The charges arose from an investigation by independent counsel Ken Starr. Originally dealing with the Clintons’ possible improper involvement in a failed real estate venture associated with the Whitewater Development Corporation in Arkansas in the 1970s and 1980s, Starr—with the approval of United States Attorney General Janet Reno—conducted a wide ranging investigation of alleged abuses. While Starr was never able to prove any wrongdoing, he soon turned up other allegations, and his investigative authority was expanded. In May 1994, Paula Jones, a former Arkansas state employee, filed a sexual harassment lawsuit against Bill Clinton, and Starr’s office began to investigate this case. When a federal court dismissed Jones’s suit in 1998, her lawyers promptly appealed the decision and submitted a list of other alleged victims of Clinton’s harassment. That list included the name of Monica Lewinsky, a young White House intern.

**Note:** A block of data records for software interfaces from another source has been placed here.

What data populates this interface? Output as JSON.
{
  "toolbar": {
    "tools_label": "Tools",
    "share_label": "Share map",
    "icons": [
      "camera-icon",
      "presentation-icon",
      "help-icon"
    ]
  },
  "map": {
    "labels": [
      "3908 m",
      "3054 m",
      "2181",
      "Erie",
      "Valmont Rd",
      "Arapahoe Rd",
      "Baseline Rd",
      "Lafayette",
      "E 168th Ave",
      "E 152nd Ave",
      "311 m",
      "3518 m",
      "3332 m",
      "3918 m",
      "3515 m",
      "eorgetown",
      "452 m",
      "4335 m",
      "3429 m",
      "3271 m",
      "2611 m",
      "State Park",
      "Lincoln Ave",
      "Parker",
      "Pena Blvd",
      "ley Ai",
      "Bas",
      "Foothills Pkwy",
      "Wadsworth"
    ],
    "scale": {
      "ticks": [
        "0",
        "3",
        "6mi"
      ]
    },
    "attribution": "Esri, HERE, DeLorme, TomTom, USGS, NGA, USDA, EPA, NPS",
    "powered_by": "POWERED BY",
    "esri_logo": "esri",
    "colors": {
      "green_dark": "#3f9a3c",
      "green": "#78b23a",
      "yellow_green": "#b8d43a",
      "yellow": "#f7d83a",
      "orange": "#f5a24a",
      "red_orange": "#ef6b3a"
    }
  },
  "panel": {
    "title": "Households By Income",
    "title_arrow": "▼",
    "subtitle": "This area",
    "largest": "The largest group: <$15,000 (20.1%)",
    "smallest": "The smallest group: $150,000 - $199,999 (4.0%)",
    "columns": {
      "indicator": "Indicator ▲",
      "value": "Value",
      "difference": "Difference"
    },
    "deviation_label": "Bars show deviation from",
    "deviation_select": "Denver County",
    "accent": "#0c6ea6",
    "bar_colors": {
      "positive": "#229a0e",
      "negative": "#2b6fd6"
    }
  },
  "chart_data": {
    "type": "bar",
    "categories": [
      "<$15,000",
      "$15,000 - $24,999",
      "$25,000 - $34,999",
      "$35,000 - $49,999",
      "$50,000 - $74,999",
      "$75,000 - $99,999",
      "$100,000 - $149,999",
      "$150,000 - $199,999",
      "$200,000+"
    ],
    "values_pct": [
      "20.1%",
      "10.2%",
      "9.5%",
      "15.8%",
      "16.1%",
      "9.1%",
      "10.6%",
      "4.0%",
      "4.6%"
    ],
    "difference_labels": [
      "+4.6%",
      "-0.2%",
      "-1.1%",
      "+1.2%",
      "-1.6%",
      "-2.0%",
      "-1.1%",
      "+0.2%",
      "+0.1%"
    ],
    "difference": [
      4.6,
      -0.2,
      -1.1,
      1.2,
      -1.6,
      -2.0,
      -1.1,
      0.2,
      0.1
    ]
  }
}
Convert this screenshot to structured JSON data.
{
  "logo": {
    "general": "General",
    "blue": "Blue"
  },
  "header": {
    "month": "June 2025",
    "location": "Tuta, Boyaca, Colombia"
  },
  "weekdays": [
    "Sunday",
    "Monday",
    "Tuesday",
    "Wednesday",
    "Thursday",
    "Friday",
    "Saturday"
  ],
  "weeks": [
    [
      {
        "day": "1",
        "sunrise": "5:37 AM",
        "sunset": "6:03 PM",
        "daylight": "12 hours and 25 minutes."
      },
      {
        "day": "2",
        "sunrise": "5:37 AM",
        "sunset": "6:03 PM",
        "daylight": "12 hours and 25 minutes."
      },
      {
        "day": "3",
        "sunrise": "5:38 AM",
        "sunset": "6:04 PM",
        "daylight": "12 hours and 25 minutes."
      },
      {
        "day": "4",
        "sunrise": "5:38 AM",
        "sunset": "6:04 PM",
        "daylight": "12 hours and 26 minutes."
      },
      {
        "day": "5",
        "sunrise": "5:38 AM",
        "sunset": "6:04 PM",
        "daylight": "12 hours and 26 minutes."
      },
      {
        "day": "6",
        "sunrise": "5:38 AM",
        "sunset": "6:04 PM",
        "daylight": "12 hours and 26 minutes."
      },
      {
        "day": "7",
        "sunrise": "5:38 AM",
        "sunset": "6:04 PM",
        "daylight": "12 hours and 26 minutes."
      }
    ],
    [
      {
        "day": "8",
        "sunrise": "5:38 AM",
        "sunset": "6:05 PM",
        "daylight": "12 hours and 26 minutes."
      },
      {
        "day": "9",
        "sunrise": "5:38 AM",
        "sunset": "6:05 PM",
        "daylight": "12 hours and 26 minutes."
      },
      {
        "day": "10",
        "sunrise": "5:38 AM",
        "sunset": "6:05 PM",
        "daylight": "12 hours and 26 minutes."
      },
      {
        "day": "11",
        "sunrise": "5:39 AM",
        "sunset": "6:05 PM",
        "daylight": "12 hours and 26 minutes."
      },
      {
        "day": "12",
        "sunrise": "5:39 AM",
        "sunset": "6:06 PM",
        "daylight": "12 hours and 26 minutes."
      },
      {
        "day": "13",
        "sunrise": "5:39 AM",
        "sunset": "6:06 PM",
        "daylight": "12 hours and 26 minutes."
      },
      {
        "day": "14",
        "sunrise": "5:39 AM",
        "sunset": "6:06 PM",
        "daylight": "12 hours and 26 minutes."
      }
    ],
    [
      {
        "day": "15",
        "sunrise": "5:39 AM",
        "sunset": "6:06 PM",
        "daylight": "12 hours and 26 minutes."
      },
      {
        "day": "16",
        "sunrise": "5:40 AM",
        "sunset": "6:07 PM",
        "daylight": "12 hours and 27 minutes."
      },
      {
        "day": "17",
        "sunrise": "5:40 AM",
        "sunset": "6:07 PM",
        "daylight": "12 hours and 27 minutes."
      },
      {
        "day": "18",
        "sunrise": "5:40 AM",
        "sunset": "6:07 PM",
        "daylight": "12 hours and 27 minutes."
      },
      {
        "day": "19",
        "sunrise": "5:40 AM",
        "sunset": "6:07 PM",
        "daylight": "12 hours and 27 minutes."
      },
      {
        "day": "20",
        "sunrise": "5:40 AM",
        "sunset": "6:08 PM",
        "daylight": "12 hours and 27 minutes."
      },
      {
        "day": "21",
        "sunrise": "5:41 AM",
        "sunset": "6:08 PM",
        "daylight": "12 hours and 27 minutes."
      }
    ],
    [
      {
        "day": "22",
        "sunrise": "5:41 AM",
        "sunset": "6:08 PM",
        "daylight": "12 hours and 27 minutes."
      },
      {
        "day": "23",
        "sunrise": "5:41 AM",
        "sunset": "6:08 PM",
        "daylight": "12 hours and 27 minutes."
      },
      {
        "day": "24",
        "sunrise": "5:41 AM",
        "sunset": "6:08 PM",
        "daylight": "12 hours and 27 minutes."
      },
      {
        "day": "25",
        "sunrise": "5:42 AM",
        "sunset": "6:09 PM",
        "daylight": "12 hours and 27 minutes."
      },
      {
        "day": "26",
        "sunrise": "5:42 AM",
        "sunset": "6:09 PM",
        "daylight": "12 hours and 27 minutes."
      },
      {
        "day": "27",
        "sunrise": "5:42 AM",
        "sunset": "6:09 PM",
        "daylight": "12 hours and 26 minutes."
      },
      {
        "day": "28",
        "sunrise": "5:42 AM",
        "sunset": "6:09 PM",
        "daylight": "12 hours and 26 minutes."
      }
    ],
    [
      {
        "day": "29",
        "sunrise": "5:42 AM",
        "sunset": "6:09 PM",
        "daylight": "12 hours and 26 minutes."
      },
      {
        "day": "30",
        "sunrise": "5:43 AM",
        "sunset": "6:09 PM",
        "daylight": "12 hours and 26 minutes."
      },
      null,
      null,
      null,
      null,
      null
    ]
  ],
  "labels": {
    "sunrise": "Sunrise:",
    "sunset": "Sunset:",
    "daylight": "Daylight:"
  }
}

Both Lewinsky and Clinton denied under oath that they had had a sexual relationship. The evidence, however, indicated otherwise, and Starr began to investigate the possibility that Clinton had committed perjury. Again, Clinton denied any relationship and even went on national television to assure the American people that he had never had sexual relations with Lewinsky. However, after receiving a promise of immunity, Lewinsky turned over to Starr evidence of her affair with Clinton, and the president admitted he had indeed had inappropriate relations with her. He nevertheless denied that he had lied under oath. At the deposition, the judge ordered a precise legal definition of the term “sexual relations” that Clinton claims to have construed to mean only vaginal intercourse. He also contended that his statement that “there’s nothing going on between us” had been truthful because he had no ongoing relationship with Lewinsky at the time he was questioned.
Impeachment by the House of Representatives
In September 1997, Starr submitted his findings to Congress in a lengthy document (the so-called Starr Report) in which he reported that he believed Clinton had committed perjury. Voting along partisan lines, the Republican-dominated House of Representatives sent articles of impeachment to the Senate, charging Clinton with lying under oath and obstructing justice. Since Starr had already completed an extensive investigation, the House Judiciary Committee conducted no investigations of its own into Clinton’s alleged wrongdoing. The House began impeachment hearings against Clinton before the mid-term elections.
Clinton was impeached on December 19, 1998, by the House of Representatives on grounds of perjury to a grand jury (by a 228-206 vote) and obstruction of justice (by a 221-212 vote). Two other articles of impeachment failed–a second count of perjury in the Jones case (by a 205-229 vote) and one accusing Clinton of abuse of power (by a 148-285 vote). Four Republicans opposed all four articles, while five Democrats voted for three of them, and one Democrat for all four.
Acquittal by the U.S. Senate
The Senate refused to meet to hold an impeachment trial before the end of the old term, so the trial was held over until the next Congress. The Senate trial began on January 7, 1999, with Chief Justice of the United States William Rehnquist presiding. It ended on February 12, when the Senate emerged from its closed deliberations and voted on the articles of impeachment. The perjury charge was defeated with 45 votes for conviction and 55 against, and the obstruction of justice charge was defeated with 50 for conviction and 50 against.
Although acquitted, Clinton did become the first president to be found in contempt of court. Nevertheless, although he lost his law license, he remained a popular president and left office at the end of his second term with an approval rating of 66%, the highest of any U.S. president.